I had been overseas before, but never to Rome. I had already heard so many great things about Italy in general, so I was excited about the opportunity. Plus, several years earlier, I advised my younger cousin that, if a study abroad opportunity came to him, he should take full advantage of it; I had to follow my own advice since the opportunity was right in front of me.

What did your program provider assist you with, and what did you have to organize on your own?

I had already begun my own checklist of things that I knew I would want to have done prior to my departure for the trip. At the same time, I also relied heavily on the university's briefings. There was also an automated checklist which kept me right on track. As a result of that, there were no stones left unturned.

What is one piece of advice you'd give to someone going on your program?

I would say to treat the entire program as one big adventure. I was in the program for five weeks and I would say that I had a total of five days where there was "nothing to report". Virtually every day something interesting happened that I found noteworthy enough to include in my day planner 'Daily Notes' page - and I don't keep a journal.

What does an average day/week look like as a participant of this program?

Class days run Monday through Thursday, so every weekend is a three-day weekend, which allows for independent travel throughout Italy or elsewhere in Europe. Since everyone takes only two classes, and each class meets twice a week, there is an abundance of time for studying and preparation each day. In my case, one of the two classes met every day, but I was still able to study and prepare because the professor made the class fun and engaging. There is also an abundance of opportunities for group activities through the week and on weekends.

Going into your experience abroad, what was your biggest fear, and how did you overcome it? How did your views on the issue change?

Since I drew on my previous experiences of being overseas, I didn't really have any fears. However, I did have a couple of incidents where things didn't go as I would have liked them to. The way that I overcame the obstacles was to simply remain calm and remember that there would always be someone who was at least willing to try to help. Regardless of what the final outcomes would be, I could still say "I was in Rome for five weeks."

You said that travel broadens the mind and changes one's perspective. How has this trip to Rome affected you?

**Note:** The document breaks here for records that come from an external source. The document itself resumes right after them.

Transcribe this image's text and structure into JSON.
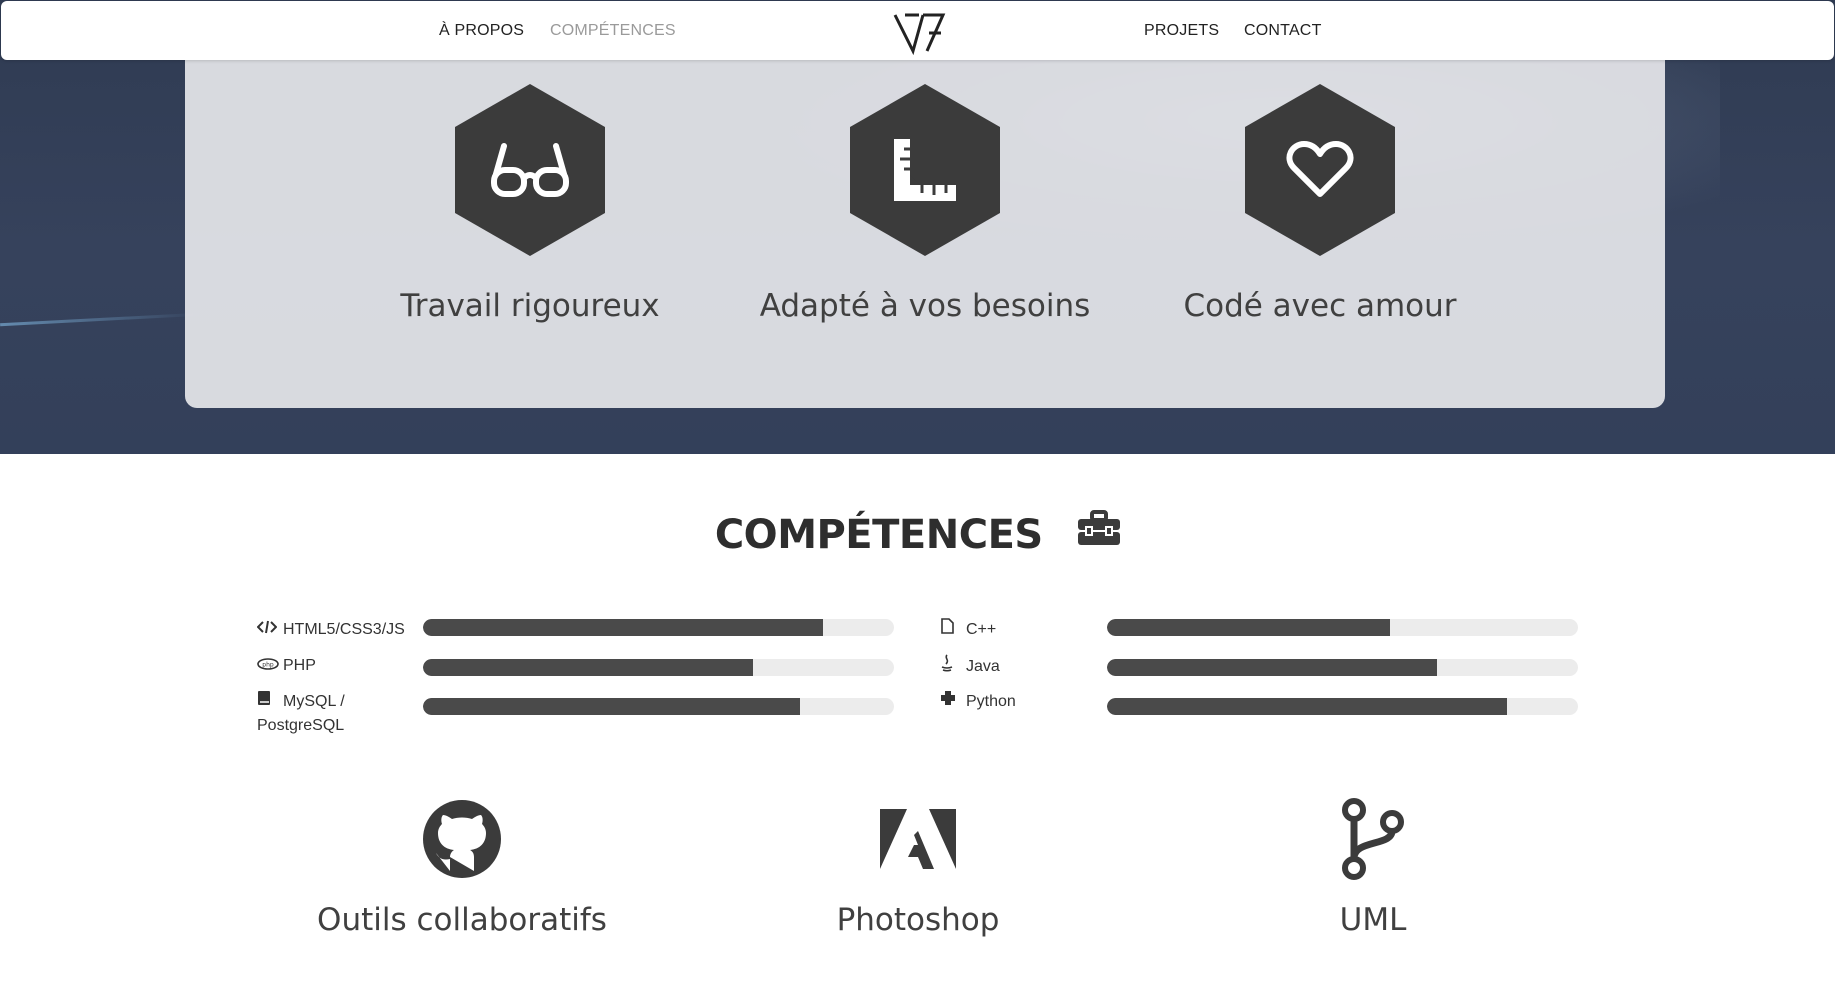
{
  "nav": {
    "left": [
      "À PROPOS",
      "COMPÉTENCES"
    ],
    "right": [
      "PROJETS",
      "CONTACT"
    ],
    "active": "COMPÉTENCES"
  },
  "features": [
    {
      "icon": "glasses-icon",
      "title": "Travail rigoureux"
    },
    {
      "icon": "ruler-square-icon",
      "title": "Adapté à vos besoins"
    },
    {
      "icon": "heart-icon",
      "title": "Codé avec amour"
    }
  ],
  "skills_section": {
    "title": "COMPÉTENCES",
    "icon": "toolbox-icon",
    "left": [
      {
        "icon": "code-icon",
        "label": "HTML5/CSS3/JS",
        "level": 0.85
      },
      {
        "icon": "php-icon",
        "label": "PHP",
        "level": 0.7
      },
      {
        "icon": "book-icon",
        "label": "MySQL / PostgreSQL",
        "level": 0.8
      }
    ],
    "right": [
      {
        "icon": "file-icon",
        "label": "C++",
        "level": 0.6
      },
      {
        "icon": "java-icon",
        "label": "Java",
        "level": 0.7
      },
      {
        "icon": "python-icon",
        "label": "Python",
        "level": 0.85
      }
    ]
  },
  "tools": [
    {
      "icon": "github-icon",
      "name": "Outils collaboratifs"
    },
    {
      "icon": "adobe-icon",
      "name": "Photoshop"
    },
    {
      "icon": "branch-icon",
      "name": "UML"
    }
  ],
  "colors": {
    "dark": "#3b3b3b",
    "bar_bg": "#ececec",
    "bar_fill": "#4a4a4a",
    "hero": "#33405a"
  }
}
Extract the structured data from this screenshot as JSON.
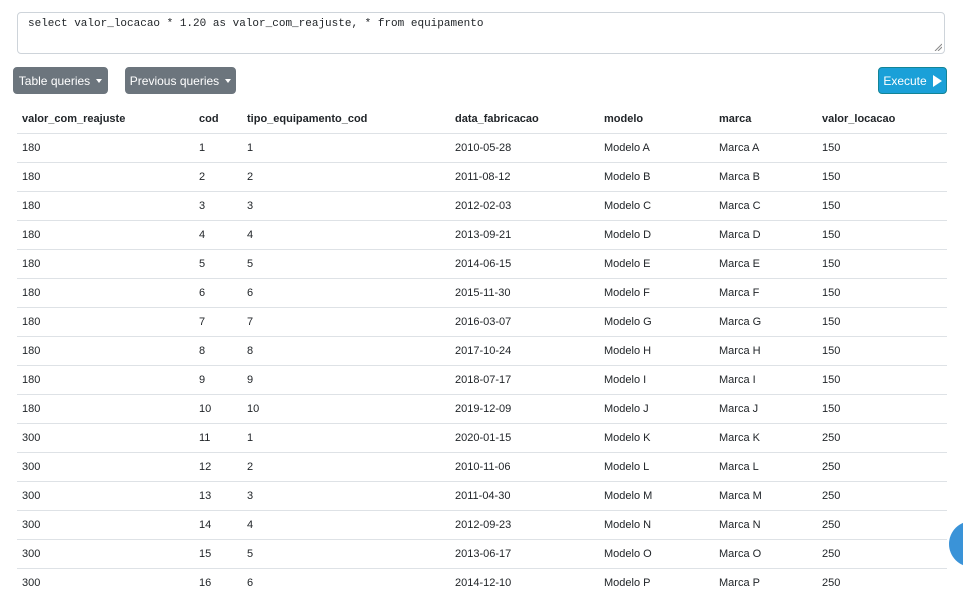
{
  "query": {
    "text": "select valor_locacao * 1.20 as valor_com_reajuste, * from equipamento"
  },
  "toolbar": {
    "table_queries_label": "Table queries",
    "previous_queries_label": "Previous queries",
    "execute_label": "Execute"
  },
  "results": {
    "columns": [
      "valor_com_reajuste",
      "cod",
      "tipo_equipamento_cod",
      "data_fabricacao",
      "modelo",
      "marca",
      "valor_locacao"
    ],
    "rows": [
      [
        "180",
        "1",
        "1",
        "2010-05-28",
        "Modelo A",
        "Marca A",
        "150"
      ],
      [
        "180",
        "2",
        "2",
        "2011-08-12",
        "Modelo B",
        "Marca B",
        "150"
      ],
      [
        "180",
        "3",
        "3",
        "2012-02-03",
        "Modelo C",
        "Marca C",
        "150"
      ],
      [
        "180",
        "4",
        "4",
        "2013-09-21",
        "Modelo D",
        "Marca D",
        "150"
      ],
      [
        "180",
        "5",
        "5",
        "2014-06-15",
        "Modelo E",
        "Marca E",
        "150"
      ],
      [
        "180",
        "6",
        "6",
        "2015-11-30",
        "Modelo F",
        "Marca F",
        "150"
      ],
      [
        "180",
        "7",
        "7",
        "2016-03-07",
        "Modelo G",
        "Marca G",
        "150"
      ],
      [
        "180",
        "8",
        "8",
        "2017-10-24",
        "Modelo H",
        "Marca H",
        "150"
      ],
      [
        "180",
        "9",
        "9",
        "2018-07-17",
        "Modelo I",
        "Marca I",
        "150"
      ],
      [
        "180",
        "10",
        "10",
        "2019-12-09",
        "Modelo J",
        "Marca J",
        "150"
      ],
      [
        "300",
        "11",
        "1",
        "2020-01-15",
        "Modelo K",
        "Marca K",
        "250"
      ],
      [
        "300",
        "12",
        "2",
        "2010-11-06",
        "Modelo L",
        "Marca L",
        "250"
      ],
      [
        "300",
        "13",
        "3",
        "2011-04-30",
        "Modelo M",
        "Marca M",
        "250"
      ],
      [
        "300",
        "14",
        "4",
        "2012-09-23",
        "Modelo N",
        "Marca N",
        "250"
      ],
      [
        "300",
        "15",
        "5",
        "2013-06-17",
        "Modelo O",
        "Marca O",
        "250"
      ],
      [
        "300",
        "16",
        "6",
        "2014-12-10",
        "Modelo P",
        "Marca P",
        "250"
      ]
    ]
  },
  "colors": {
    "secondary_button": "#6c757d",
    "execute_button": "#1aa0d8",
    "fab": "#3a93d8"
  },
  "icons": {
    "dropdown": "caret-down-icon",
    "execute": "play-icon"
  }
}
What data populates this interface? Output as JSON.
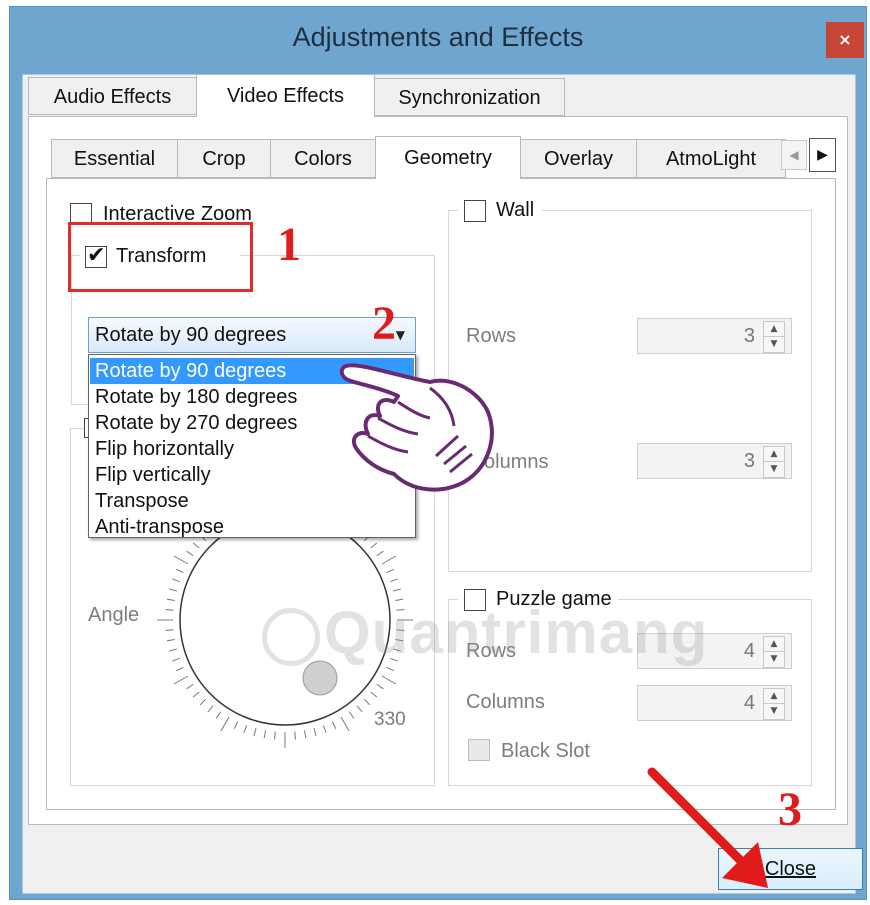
{
  "window": {
    "title": "Adjustments and Effects",
    "close_glyph": "×"
  },
  "main_tabs": [
    {
      "label": "Audio Effects"
    },
    {
      "label": "Video Effects"
    },
    {
      "label": "Synchronization"
    }
  ],
  "sub_tabs": [
    {
      "label": "Essential"
    },
    {
      "label": "Crop"
    },
    {
      "label": "Colors"
    },
    {
      "label": "Geometry"
    },
    {
      "label": "Overlay"
    },
    {
      "label": "AtmoLight"
    }
  ],
  "geometry": {
    "interactive_zoom_label": "Interactive Zoom",
    "transform_label": "Transform",
    "transform_select_value": "Rotate by 90 degrees",
    "transform_options": [
      "Rotate by 90 degrees",
      "Rotate by 180 degrees",
      "Rotate by 270 degrees",
      "Flip horizontally",
      "Flip vertically",
      "Transpose",
      "Anti-transpose"
    ],
    "angle_label": "Angle",
    "angle_value": "330",
    "wall_label": "Wall",
    "wall_rows_label": "Rows",
    "wall_rows_value": "3",
    "wall_columns_label": "olumns",
    "wall_columns_value": "3",
    "puzzle_label": "Puzzle game",
    "puzzle_rows_label": "Rows",
    "puzzle_rows_value": "4",
    "puzzle_columns_label": "Columns",
    "puzzle_columns_value": "4",
    "black_slot_label": "Black Slot"
  },
  "buttons": {
    "close_label": "Close"
  },
  "annotations": {
    "step1": "1",
    "step2": "2",
    "step3": "3"
  },
  "watermark": "Quantrimang",
  "colors": {
    "titlebar": "#6fa6cf",
    "highlight": "#3399ff",
    "annotation_red": "#e01b1b",
    "close_red": "#c74536"
  }
}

I really appreciate how the Italians really enjoy each other's company and I saw first-hand that the shops really do close for lunch. I also love the language and how certain words sound when the Italians speak it. I am now determined to master the language and master linguistics so that I could "code switch" to Italian the same way I am able to do with the British accent.